"I think it's a great idea as long as they keep the look of the town," said
Oesch. "The aesthetics are going to be big factor in how successful this is."
According to Franck's estimates, the gross revenue from advertising would be $138,000 per year, with annual maintenance expenses of $36,000, resulting in net revenue of over $100,000. The program could be extended for future parking garages. Advertisers would pay a fee of $500-900 for the creation of the aluminum signs, which would be coated in graffiti-resistant enamel. As part of the deal, the company that manufactures the signs would also make a map of downtown for each level in the garages.
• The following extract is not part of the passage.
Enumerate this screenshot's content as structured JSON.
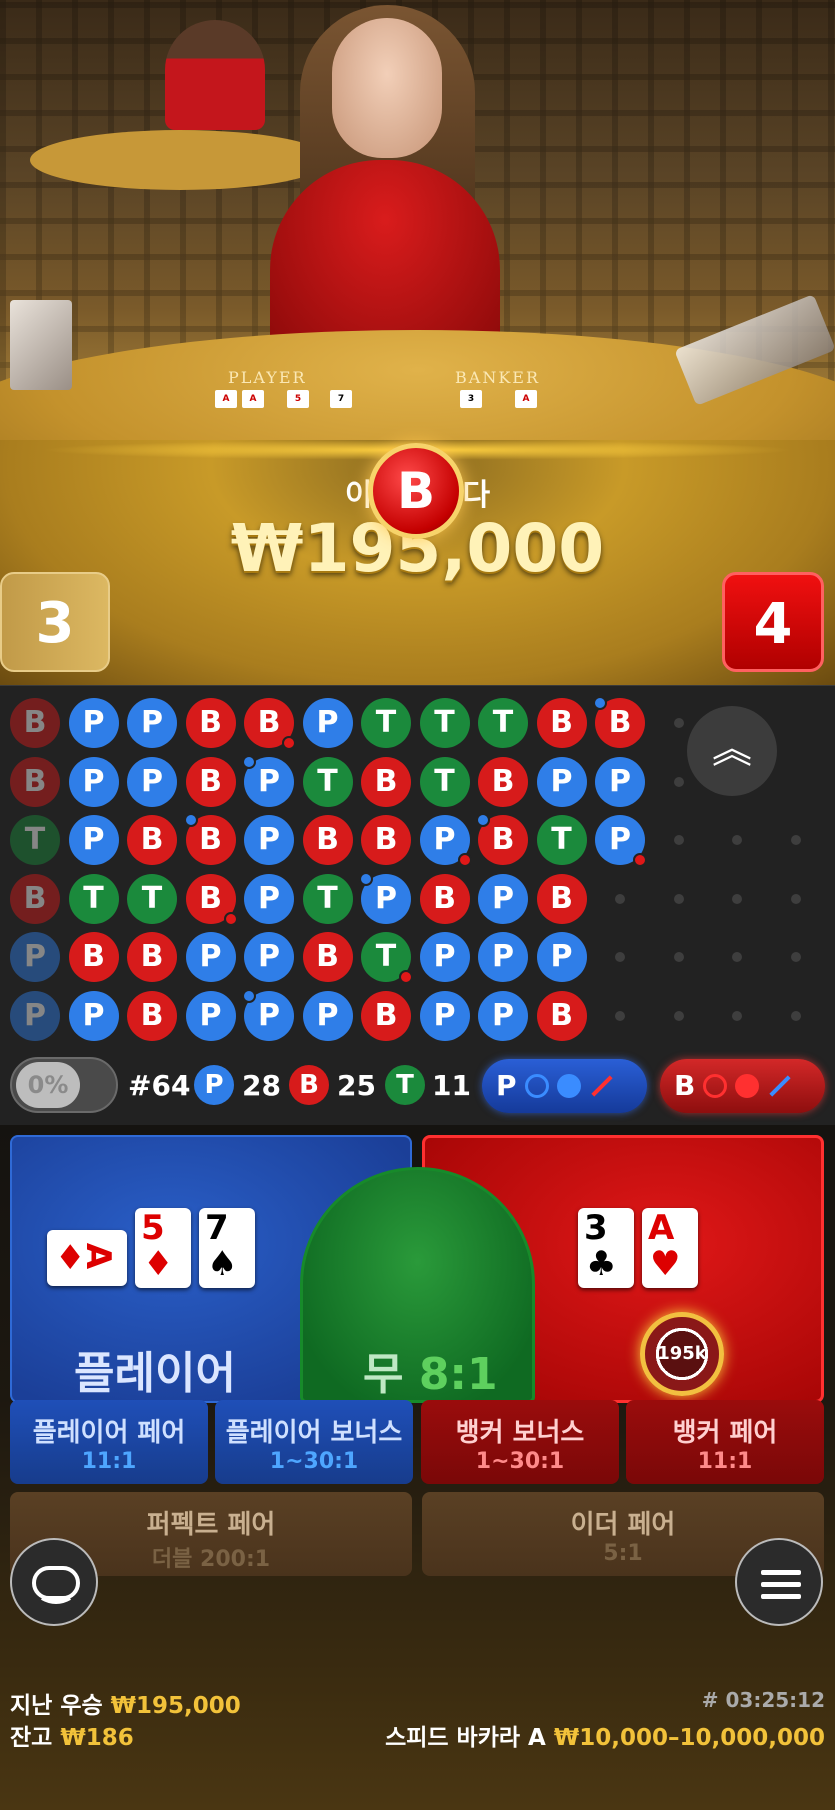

Franck plans to bring a draft request for proposals for the program to the council's next meeting and hopes to have the signs up by track season. The Accounts Department would initiate the program, he said, but it would be handed over to the Department of Public Works after its inception.